- [Task instructions]:
The expected response is a copy of every line in the entries below that includes the word "accent".

=== Begin Enclosure ===

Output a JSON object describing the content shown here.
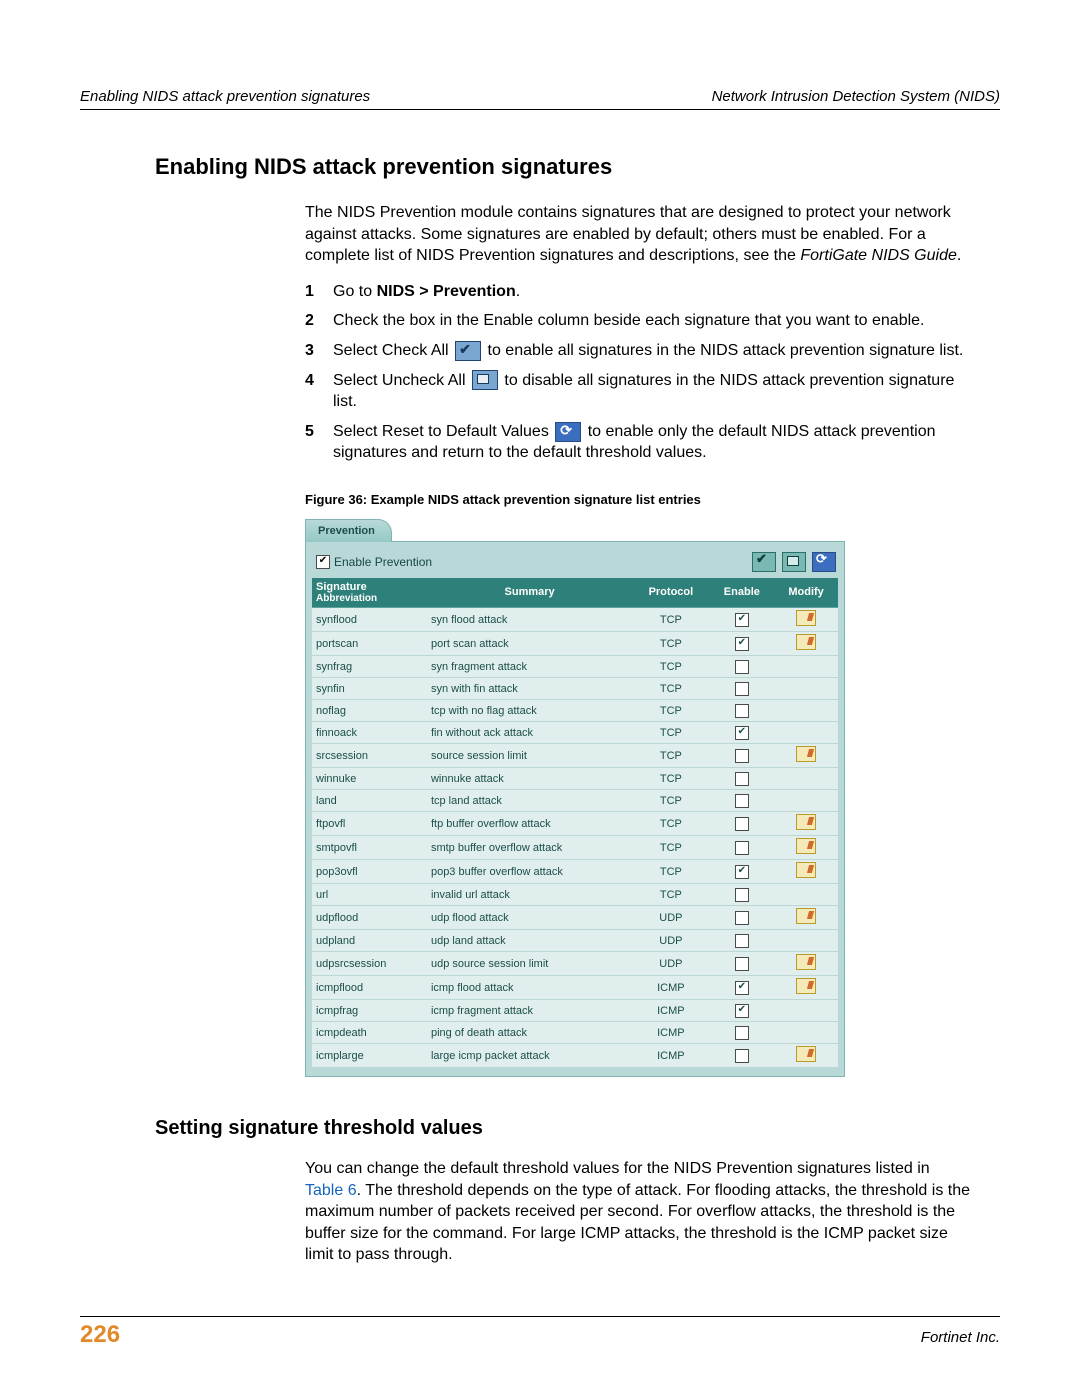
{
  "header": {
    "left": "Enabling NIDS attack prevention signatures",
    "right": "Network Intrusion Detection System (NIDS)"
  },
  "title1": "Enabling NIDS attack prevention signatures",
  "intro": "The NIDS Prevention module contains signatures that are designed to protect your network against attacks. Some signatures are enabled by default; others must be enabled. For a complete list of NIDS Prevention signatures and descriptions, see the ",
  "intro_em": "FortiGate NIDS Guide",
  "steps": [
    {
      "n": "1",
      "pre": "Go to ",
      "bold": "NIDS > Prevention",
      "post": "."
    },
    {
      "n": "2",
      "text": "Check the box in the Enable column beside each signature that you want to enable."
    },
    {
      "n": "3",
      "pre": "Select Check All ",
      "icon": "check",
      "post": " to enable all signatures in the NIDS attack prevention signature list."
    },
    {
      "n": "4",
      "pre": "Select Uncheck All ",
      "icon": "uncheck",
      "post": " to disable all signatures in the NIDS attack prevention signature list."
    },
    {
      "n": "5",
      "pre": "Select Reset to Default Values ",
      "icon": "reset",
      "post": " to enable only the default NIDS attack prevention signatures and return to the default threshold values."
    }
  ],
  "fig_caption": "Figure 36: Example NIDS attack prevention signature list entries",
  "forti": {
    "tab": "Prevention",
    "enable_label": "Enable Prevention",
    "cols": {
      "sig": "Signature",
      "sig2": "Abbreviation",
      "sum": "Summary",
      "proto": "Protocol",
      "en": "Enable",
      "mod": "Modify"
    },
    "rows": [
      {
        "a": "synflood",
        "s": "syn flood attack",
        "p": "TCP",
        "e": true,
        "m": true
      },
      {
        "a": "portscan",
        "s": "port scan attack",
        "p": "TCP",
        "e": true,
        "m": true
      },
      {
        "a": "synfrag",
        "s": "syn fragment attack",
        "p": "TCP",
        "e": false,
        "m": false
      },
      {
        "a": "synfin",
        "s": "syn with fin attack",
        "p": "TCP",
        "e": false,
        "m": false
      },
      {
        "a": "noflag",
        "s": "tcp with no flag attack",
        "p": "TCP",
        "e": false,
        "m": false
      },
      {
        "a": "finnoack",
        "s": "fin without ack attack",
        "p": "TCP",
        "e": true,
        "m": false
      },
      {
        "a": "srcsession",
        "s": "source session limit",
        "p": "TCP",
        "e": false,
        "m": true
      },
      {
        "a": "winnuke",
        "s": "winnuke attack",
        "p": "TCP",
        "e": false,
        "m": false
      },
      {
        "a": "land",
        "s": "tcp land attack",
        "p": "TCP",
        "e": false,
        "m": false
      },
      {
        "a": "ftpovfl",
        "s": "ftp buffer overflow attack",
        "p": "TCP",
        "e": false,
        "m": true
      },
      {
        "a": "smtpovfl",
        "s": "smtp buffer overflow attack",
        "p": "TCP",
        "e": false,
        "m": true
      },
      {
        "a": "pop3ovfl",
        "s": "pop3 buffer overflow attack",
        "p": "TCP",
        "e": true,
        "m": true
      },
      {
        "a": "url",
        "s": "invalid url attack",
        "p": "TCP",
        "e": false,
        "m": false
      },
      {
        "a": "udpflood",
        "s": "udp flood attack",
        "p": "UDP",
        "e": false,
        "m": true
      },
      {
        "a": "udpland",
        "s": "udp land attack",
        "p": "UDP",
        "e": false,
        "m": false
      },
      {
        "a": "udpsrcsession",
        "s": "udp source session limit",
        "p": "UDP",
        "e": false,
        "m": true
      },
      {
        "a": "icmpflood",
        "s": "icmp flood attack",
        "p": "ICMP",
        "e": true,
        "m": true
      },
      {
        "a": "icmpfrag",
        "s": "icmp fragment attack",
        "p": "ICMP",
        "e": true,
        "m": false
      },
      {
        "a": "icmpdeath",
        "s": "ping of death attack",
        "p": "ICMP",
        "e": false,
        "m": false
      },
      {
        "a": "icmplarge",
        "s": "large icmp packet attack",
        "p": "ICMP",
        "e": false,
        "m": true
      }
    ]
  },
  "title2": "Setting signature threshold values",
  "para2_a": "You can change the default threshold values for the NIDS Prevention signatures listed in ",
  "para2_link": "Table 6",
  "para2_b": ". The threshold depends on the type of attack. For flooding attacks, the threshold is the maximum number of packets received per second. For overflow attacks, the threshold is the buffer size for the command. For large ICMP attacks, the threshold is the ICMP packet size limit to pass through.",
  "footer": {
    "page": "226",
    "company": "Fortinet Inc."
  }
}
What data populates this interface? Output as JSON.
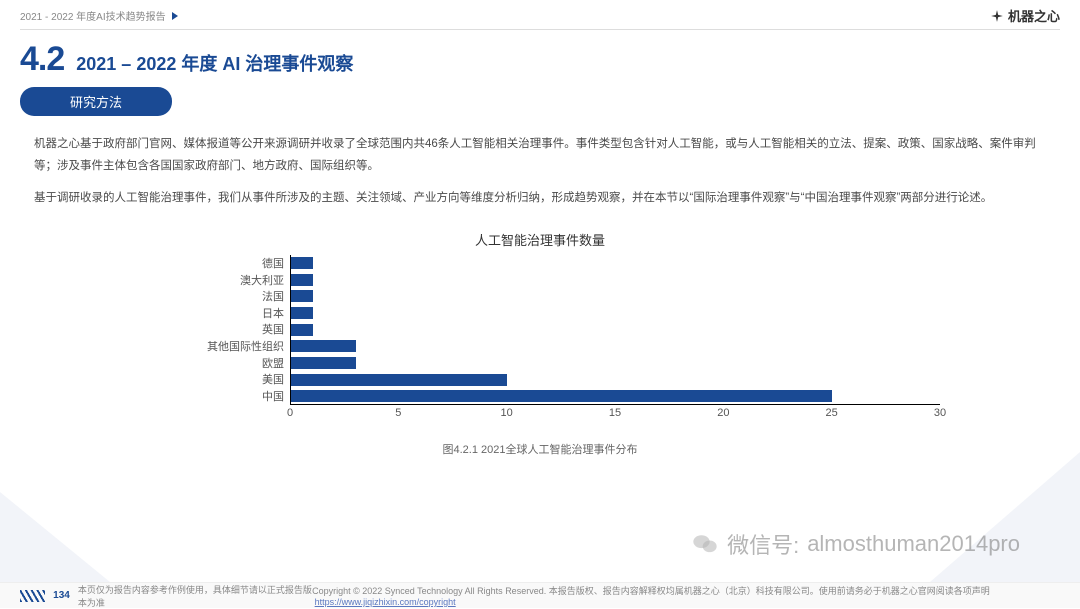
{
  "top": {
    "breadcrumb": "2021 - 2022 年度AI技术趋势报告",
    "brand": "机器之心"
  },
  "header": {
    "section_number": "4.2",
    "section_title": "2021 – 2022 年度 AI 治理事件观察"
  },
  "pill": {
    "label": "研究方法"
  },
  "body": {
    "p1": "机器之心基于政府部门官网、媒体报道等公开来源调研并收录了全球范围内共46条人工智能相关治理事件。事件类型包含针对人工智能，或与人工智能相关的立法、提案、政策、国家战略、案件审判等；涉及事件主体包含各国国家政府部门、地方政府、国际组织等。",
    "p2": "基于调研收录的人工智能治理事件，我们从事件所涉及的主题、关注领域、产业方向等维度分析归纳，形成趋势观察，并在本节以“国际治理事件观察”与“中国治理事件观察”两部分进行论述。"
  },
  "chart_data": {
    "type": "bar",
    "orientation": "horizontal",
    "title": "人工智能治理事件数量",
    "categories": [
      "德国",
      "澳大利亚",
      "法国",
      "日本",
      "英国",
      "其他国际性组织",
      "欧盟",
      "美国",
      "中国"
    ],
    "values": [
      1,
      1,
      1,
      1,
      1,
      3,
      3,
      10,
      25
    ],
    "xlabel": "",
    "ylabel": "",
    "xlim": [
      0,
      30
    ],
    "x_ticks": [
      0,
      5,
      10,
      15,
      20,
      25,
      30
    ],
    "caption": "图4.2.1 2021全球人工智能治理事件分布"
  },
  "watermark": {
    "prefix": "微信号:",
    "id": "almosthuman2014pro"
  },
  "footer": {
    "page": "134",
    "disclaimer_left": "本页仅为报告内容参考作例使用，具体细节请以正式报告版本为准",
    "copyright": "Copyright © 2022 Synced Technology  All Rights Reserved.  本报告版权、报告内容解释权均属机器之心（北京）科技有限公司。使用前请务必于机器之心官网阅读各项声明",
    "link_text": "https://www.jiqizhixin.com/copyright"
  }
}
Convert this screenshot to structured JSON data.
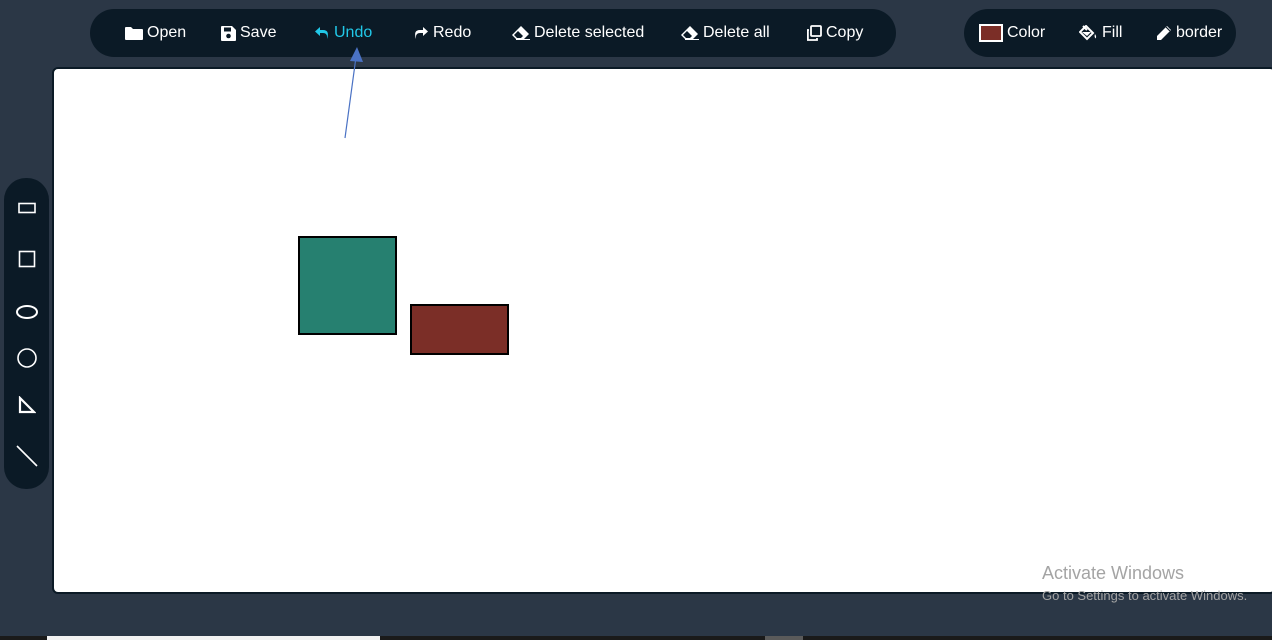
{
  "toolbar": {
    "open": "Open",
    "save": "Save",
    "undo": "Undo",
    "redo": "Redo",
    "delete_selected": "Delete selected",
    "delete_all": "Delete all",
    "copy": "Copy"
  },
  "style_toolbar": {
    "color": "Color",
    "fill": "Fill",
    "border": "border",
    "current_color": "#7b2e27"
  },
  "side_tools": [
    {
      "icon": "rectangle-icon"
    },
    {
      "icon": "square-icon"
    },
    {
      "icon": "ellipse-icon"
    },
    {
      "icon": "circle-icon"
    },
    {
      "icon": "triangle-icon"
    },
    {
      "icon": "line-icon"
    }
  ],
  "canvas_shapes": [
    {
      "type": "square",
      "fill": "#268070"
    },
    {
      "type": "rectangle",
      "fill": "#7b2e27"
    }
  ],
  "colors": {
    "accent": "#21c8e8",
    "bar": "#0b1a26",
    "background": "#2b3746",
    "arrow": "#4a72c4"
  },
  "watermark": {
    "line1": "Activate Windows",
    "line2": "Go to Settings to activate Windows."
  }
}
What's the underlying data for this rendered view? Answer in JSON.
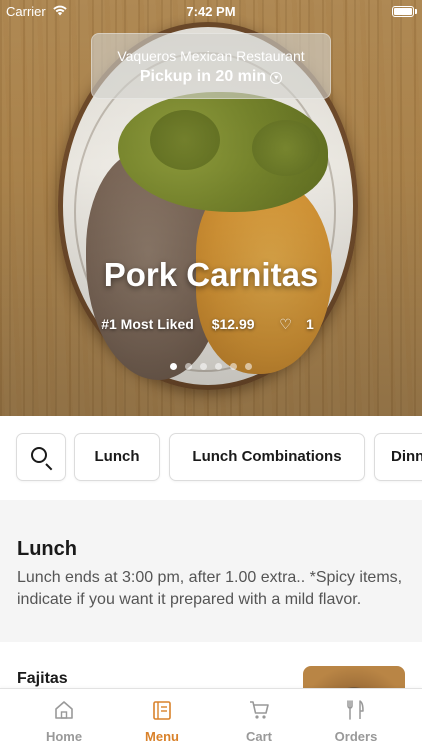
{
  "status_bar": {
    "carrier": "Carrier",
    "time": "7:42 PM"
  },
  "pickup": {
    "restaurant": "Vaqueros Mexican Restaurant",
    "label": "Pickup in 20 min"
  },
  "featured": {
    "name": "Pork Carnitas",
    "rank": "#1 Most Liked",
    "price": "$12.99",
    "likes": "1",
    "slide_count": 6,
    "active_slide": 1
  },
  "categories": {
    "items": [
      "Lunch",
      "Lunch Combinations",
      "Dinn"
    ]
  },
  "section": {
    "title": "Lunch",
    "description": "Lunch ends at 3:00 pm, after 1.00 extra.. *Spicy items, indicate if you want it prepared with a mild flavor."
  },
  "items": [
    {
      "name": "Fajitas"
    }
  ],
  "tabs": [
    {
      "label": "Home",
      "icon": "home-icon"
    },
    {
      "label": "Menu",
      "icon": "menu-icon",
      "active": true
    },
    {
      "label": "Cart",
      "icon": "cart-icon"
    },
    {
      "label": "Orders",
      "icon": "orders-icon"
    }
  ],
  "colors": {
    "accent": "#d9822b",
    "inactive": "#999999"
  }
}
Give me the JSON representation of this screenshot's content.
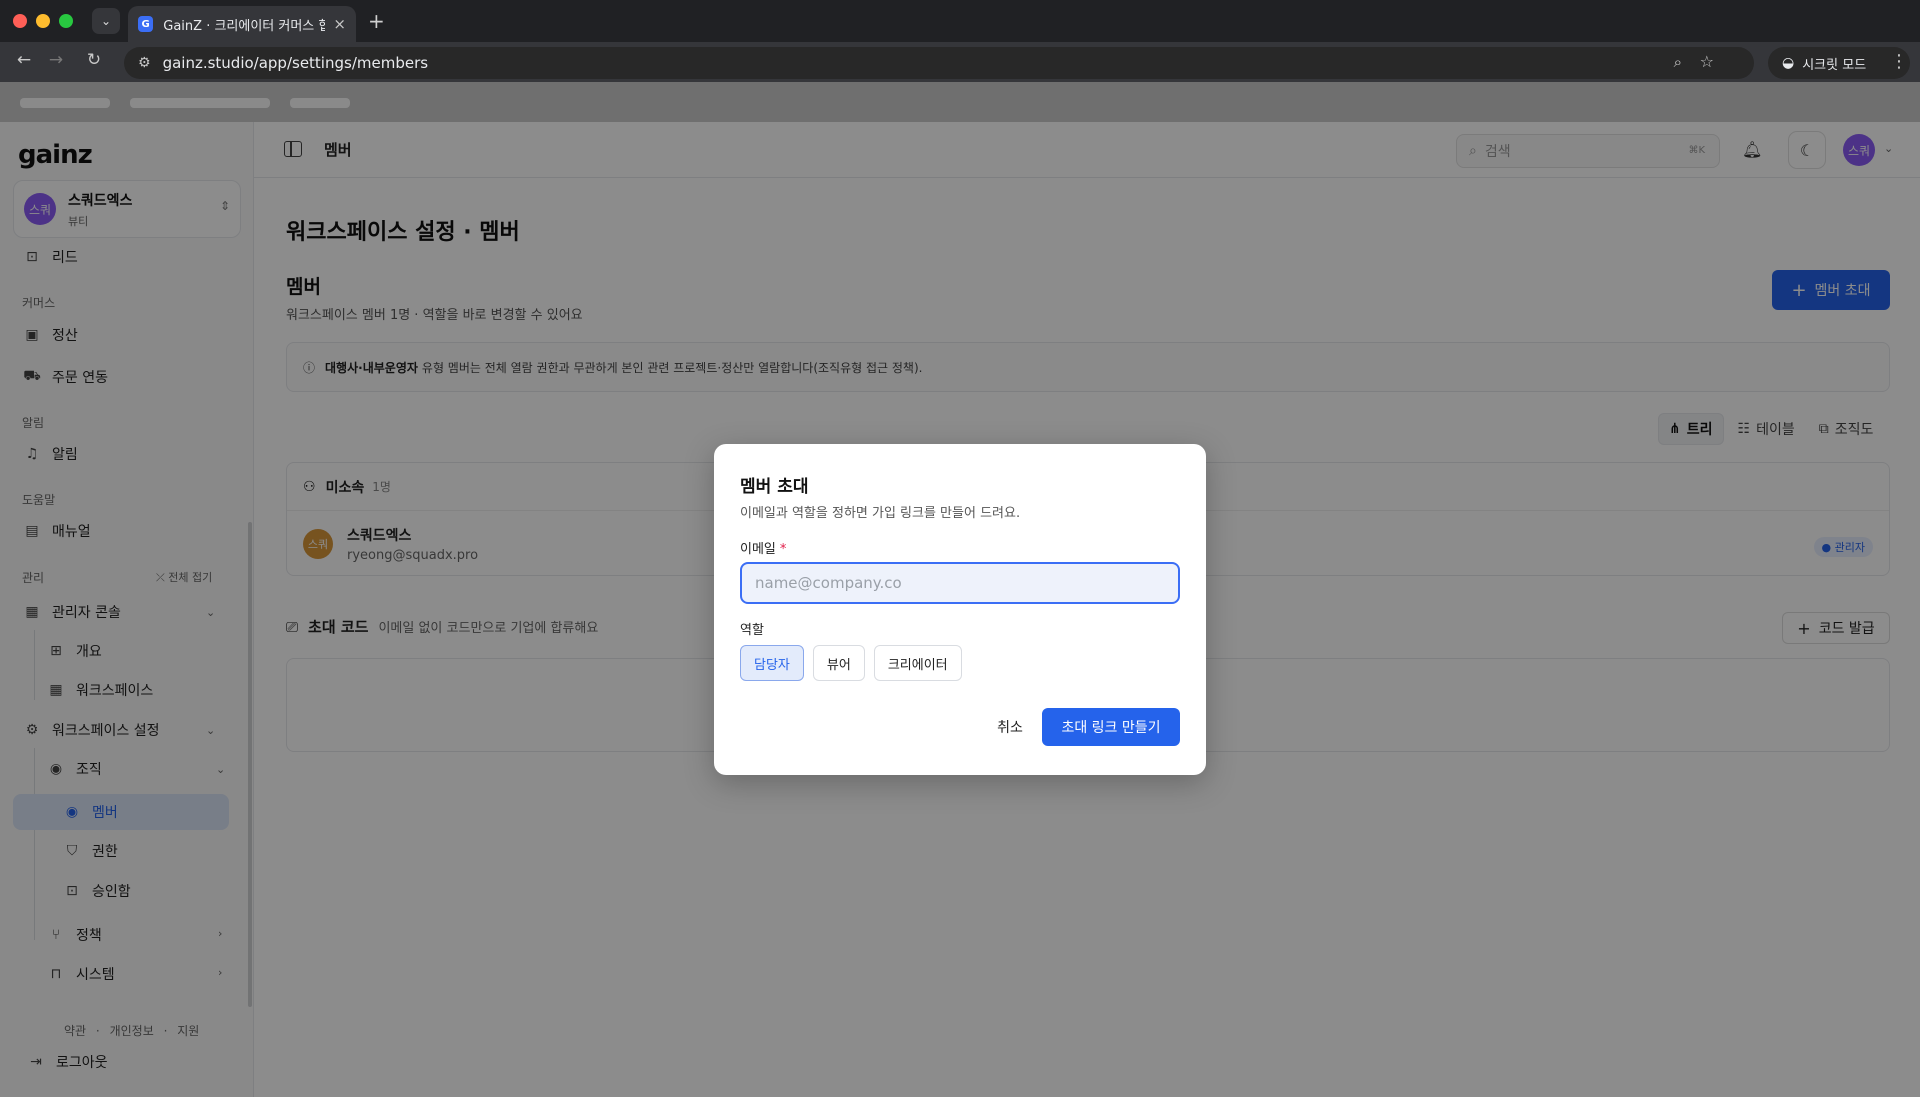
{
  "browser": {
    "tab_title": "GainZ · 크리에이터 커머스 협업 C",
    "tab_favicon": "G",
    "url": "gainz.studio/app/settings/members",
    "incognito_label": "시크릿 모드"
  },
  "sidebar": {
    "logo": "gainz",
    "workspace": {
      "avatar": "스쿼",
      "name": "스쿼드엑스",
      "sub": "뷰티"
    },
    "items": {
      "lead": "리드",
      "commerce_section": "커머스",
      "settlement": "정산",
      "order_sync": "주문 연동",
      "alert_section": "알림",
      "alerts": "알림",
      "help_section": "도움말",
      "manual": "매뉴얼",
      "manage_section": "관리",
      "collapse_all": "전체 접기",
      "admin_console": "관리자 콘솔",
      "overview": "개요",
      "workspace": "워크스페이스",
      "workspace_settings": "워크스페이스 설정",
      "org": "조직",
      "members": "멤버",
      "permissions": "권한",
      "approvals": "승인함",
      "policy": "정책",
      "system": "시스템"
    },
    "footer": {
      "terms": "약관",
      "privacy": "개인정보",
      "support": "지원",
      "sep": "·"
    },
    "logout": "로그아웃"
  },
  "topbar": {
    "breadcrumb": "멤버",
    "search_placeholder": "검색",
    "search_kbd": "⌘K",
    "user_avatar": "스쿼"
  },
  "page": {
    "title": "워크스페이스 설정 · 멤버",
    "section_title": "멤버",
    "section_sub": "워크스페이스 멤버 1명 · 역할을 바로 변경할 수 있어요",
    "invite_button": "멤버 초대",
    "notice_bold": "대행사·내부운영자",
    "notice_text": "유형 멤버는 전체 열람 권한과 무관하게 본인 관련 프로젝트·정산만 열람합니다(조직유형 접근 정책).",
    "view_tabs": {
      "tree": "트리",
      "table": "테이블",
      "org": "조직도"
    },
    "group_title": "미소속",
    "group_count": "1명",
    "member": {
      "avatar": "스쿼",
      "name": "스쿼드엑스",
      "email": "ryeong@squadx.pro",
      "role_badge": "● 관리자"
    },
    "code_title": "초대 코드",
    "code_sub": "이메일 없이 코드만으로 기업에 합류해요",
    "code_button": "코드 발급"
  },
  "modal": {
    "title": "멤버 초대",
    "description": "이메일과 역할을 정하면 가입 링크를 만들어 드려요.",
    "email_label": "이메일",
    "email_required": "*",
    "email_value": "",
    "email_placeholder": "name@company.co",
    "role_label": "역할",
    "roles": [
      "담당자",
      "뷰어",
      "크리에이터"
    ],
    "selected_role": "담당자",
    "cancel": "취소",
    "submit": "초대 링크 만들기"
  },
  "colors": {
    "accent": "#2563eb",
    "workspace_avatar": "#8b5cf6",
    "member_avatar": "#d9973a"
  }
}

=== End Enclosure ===

- [Solution]:
    "accent": "#21c8e8",
    "accent": "#d9822b",
    "accent": "#2563eb",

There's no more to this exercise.